■ **Available data**
┄┄┄┄┄┄┄┄┄┄
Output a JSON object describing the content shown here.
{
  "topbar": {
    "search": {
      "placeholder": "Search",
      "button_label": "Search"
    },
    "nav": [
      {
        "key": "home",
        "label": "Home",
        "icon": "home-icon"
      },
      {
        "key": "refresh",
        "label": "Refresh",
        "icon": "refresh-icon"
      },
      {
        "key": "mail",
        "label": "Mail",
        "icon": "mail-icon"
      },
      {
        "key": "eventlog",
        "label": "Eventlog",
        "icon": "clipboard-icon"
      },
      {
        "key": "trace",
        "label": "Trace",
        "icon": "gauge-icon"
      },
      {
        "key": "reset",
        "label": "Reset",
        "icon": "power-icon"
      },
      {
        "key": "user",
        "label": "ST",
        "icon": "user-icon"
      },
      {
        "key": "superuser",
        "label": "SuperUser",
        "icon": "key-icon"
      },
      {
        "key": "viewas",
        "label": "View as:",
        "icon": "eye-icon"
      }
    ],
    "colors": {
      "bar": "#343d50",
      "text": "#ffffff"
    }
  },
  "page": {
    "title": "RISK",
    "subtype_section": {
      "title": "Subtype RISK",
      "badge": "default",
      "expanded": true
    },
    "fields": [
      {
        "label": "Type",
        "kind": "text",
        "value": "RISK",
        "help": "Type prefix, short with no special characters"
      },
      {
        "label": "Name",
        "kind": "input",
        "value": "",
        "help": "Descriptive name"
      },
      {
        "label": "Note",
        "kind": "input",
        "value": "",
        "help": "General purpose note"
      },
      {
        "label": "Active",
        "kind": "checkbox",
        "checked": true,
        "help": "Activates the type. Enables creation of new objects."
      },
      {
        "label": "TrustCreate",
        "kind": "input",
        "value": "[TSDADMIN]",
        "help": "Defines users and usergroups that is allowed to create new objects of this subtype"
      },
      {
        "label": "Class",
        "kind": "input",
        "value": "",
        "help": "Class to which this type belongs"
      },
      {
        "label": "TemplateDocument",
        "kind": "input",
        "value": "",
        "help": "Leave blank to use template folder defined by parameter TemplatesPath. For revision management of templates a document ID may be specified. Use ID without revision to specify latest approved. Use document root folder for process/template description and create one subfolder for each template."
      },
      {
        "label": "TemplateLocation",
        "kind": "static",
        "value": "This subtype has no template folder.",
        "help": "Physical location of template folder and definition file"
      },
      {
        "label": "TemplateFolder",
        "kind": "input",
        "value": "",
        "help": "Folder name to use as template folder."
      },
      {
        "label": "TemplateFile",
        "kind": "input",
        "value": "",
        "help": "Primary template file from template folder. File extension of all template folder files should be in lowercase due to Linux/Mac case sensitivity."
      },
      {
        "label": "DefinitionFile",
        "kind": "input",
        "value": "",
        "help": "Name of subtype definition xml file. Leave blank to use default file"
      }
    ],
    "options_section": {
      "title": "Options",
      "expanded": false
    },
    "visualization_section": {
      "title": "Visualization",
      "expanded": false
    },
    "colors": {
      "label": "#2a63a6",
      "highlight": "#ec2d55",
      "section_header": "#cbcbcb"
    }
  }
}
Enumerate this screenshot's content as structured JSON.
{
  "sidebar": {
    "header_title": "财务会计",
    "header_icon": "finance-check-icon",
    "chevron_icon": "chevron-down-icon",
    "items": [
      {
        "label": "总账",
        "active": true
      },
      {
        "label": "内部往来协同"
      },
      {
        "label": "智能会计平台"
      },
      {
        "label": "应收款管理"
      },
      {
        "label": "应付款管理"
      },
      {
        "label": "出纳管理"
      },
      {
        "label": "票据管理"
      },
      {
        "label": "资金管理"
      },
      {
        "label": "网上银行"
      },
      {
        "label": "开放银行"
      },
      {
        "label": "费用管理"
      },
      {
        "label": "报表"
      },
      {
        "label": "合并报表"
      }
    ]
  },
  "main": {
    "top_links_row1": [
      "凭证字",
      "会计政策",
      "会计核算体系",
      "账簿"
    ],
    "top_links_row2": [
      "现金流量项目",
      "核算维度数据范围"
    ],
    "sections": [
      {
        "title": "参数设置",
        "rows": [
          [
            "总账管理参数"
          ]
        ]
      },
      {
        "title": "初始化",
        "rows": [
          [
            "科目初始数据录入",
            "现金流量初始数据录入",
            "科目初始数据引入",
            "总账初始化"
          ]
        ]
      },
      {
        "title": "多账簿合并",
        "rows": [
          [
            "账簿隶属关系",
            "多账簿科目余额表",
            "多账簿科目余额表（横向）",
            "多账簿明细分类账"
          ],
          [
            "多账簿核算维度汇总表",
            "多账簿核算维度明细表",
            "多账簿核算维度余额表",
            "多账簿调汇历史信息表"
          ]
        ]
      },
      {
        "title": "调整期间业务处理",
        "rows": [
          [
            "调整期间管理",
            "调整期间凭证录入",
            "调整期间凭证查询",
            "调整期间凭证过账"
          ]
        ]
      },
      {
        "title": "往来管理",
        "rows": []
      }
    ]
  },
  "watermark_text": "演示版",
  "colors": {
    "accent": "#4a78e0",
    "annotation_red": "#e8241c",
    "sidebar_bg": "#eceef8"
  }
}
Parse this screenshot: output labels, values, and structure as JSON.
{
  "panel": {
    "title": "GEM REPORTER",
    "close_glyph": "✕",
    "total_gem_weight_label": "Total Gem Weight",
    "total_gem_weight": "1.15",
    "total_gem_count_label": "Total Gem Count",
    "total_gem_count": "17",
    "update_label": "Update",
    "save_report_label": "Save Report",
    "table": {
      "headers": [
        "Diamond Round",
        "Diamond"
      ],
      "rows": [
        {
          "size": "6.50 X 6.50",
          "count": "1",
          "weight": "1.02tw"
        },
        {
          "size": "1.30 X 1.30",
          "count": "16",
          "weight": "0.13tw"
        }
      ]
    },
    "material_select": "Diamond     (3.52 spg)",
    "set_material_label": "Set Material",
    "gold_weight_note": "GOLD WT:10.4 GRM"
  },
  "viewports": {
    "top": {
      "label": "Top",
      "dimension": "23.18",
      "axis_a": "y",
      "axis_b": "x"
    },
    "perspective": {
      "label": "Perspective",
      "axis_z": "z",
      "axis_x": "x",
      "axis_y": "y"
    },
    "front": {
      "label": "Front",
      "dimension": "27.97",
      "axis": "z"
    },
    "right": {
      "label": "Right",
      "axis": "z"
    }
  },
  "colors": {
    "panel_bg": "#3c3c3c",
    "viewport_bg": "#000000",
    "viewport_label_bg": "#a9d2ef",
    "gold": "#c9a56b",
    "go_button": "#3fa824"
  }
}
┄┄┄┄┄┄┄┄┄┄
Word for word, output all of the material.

Output a JSON object describing the content shown here.
{
  "topbar": {
    "search": {
      "placeholder": "Search",
      "button_label": "Search"
    },
    "nav": [
      {
        "key": "home",
        "label": "Home",
        "icon": "home-icon"
      },
      {
        "key": "refresh",
        "label": "Refresh",
        "icon": "refresh-icon"
      },
      {
        "key": "mail",
        "label": "Mail",
        "icon": "mail-icon"
      },
      {
        "key": "eventlog",
        "label": "Eventlog",
        "icon": "clipboard-icon"
      },
      {
        "key": "trace",
        "label": "Trace",
        "icon": "gauge-icon"
      },
      {
        "key": "reset",
        "label": "Reset",
        "icon": "power-icon"
      },
      {
        "key": "user",
        "label": "ST",
        "icon": "user-icon"
      },
      {
        "key": "superuser",
        "label": "SuperUser",
        "icon": "key-icon"
      },
      {
        "key": "viewas",
        "label": "View as:",
        "icon": "eye-icon"
      }
    ],
    "colors": {
      "bar": "#343d50",
      "text": "#ffffff"
    }
  },
  "page": {
    "title": "RISK",
    "subtype_section": {
      "title": "Subtype RISK",
      "badge": "default",
      "expanded": true
    },
    "fields": [
      {
        "label": "Type",
        "kind": "text",
        "value": "RISK",
        "help": "Type prefix, short with no special characters"
      },
      {
        "label": "Name",
        "kind": "input",
        "value": "",
        "help": "Descriptive name"
      },
      {
        "label": "Note",
        "kind": "input",
        "value": "",
        "help": "General purpose note"
      },
      {
        "label": "Active",
        "kind": "checkbox",
        "checked": true,
        "help": "Activates the type. Enables creation of new objects."
      },
      {
        "label": "TrustCreate",
        "kind": "input",
        "value": "[TSDADMIN]",
        "help": "Defines users and usergroups that is allowed to create new objects of this subtype"
      },
      {
        "label": "Class",
        "kind": "input",
        "value": "",
        "help": "Class to which this type belongs"
      },
      {
        "label": "TemplateDocument",
        "kind": "input",
        "value": "",
        "help": "Leave blank to use template folder defined by parameter TemplatesPath. For revision management of templates a document ID may be specified. Use ID without revision to specify latest approved. Use document root folder for process/template description and create one subfolder for each template."
      },
      {
        "label": "TemplateLocation",
        "kind": "static",
        "value": "This subtype has no template folder.",
        "help": "Physical location of template folder and definition file"
      },
      {
        "label": "TemplateFolder",
        "kind": "input",
        "value": "",
        "help": "Folder name to use as template folder."
      },
      {
        "label": "TemplateFile",
        "kind": "input",
        "value": "",
        "help": "Primary template file from template folder. File extension of all template folder files should be in lowercase due to Linux/Mac case sensitivity."
      },
      {
        "label": "DefinitionFile",
        "kind": "input",
        "value": "",
        "help": "Name of subtype definition xml file. Leave blank to use default file"
      }
    ],
    "options_section": {
      "title": "Options",
      "expanded": false
    },
    "visualization_section": {
      "title": "Visualization",
      "expanded": false
    },
    "colors": {
      "label": "#2a63a6",
      "highlight": "#ec2d55",
      "section_header": "#cbcbcb"
    }
  }
}
Enumerate this screenshot's content as structured JSON.
{
  "sidebar": {
    "header_title": "财务会计",
    "header_icon": "finance-check-icon",
    "chevron_icon": "chevron-down-icon",
    "items": [
      {
        "label": "总账",
        "active": true
      },
      {
        "label": "内部往来协同"
      },
      {
        "label": "智能会计平台"
      },
      {
        "label": "应收款管理"
      },
      {
        "label": "应付款管理"
      },
      {
        "label": "出纳管理"
      },
      {
        "label": "票据管理"
      },
      {
        "label": "资金管理"
      },
      {
        "label": "网上银行"
      },
      {
        "label": "开放银行"
      },
      {
        "label": "费用管理"
      },
      {
        "label": "报表"
      },
      {
        "label": "合并报表"
      }
    ]
  },
  "main": {
    "top_links_row1": [
      "凭证字",
      "会计政策",
      "会计核算体系",
      "账簿"
    ],
    "top_links_row2": [
      "现金流量项目",
      "核算维度数据范围"
    ],
    "sections": [
      {
        "title": "参数设置",
        "rows": [
          [
            "总账管理参数"
          ]
        ]
      },
      {
        "title": "初始化",
        "rows": [
          [
            "科目初始数据录入",
            "现金流量初始数据录入",
            "科目初始数据引入",
            "总账初始化"
          ]
        ]
      },
      {
        "title": "多账簿合并",
        "rows": [
          [
            "账簿隶属关系",
            "多账簿科目余额表",
            "多账簿科目余额表（横向）",
            "多账簿明细分类账"
          ],
          [
            "多账簿核算维度汇总表",
            "多账簿核算维度明细表",
            "多账簿核算维度余额表",
            "多账簿调汇历史信息表"
          ]
        ]
      },
      {
        "title": "调整期间业务处理",
        "rows": [
          [
            "调整期间管理",
            "调整期间凭证录入",
            "调整期间凭证查询",
            "调整期间凭证过账"
          ]
        ]
      },
      {
        "title": "往来管理",
        "rows": []
      }
    ]
  },
  "watermark_text": "演示版",
  "colors": {
    "accent": "#4a78e0",
    "annotation_red": "#e8241c",
    "sidebar_bg": "#eceef8"
  }
}
Parse this screenshot: output labels, values, and structure as JSON.
{
  "panel": {
    "title": "GEM REPORTER",
    "close_glyph": "✕",
    "total_gem_weight_label": "Total Gem Weight",
    "total_gem_weight": "1.15",
    "total_gem_count_label": "Total Gem Count",
    "total_gem_count": "17",
    "update_label": "Update",
    "save_report_label": "Save Report",
    "table": {
      "headers": [
        "Diamond Round",
        "Diamond"
      ],
      "rows": [
        {
          "size": "6.50 X 6.50",
          "count": "1",
          "weight": "1.02tw"
        },
        {
          "size": "1.30 X 1.30",
          "count": "16",
          "weight": "0.13tw"
        }
      ]
    },
    "material_select": "Diamond     (3.52 spg)",
    "set_material_label": "Set Material",
    "gold_weight_note": "GOLD WT:10.4 GRM"
  },
  "viewports": {
    "top": {
      "label": "Top",
      "dimension": "23.18",
      "axis_a": "y",
      "axis_b": "x"
    },
    "perspective": {
      "label": "Perspective",
      "axis_z": "z",
      "axis_x": "x",
      "axis_y": "y"
    },
    "front": {
      "label": "Front",
      "dimension": "27.97",
      "axis": "z"
    },
    "right": {
      "label": "Right",
      "axis": "z"
    }
  },
  "colors": {
    "panel_bg": "#3c3c3c",
    "viewport_bg": "#000000",
    "viewport_label_bg": "#a9d2ef",
    "gold": "#c9a56b",
    "go_button": "#3fa824"
  }
}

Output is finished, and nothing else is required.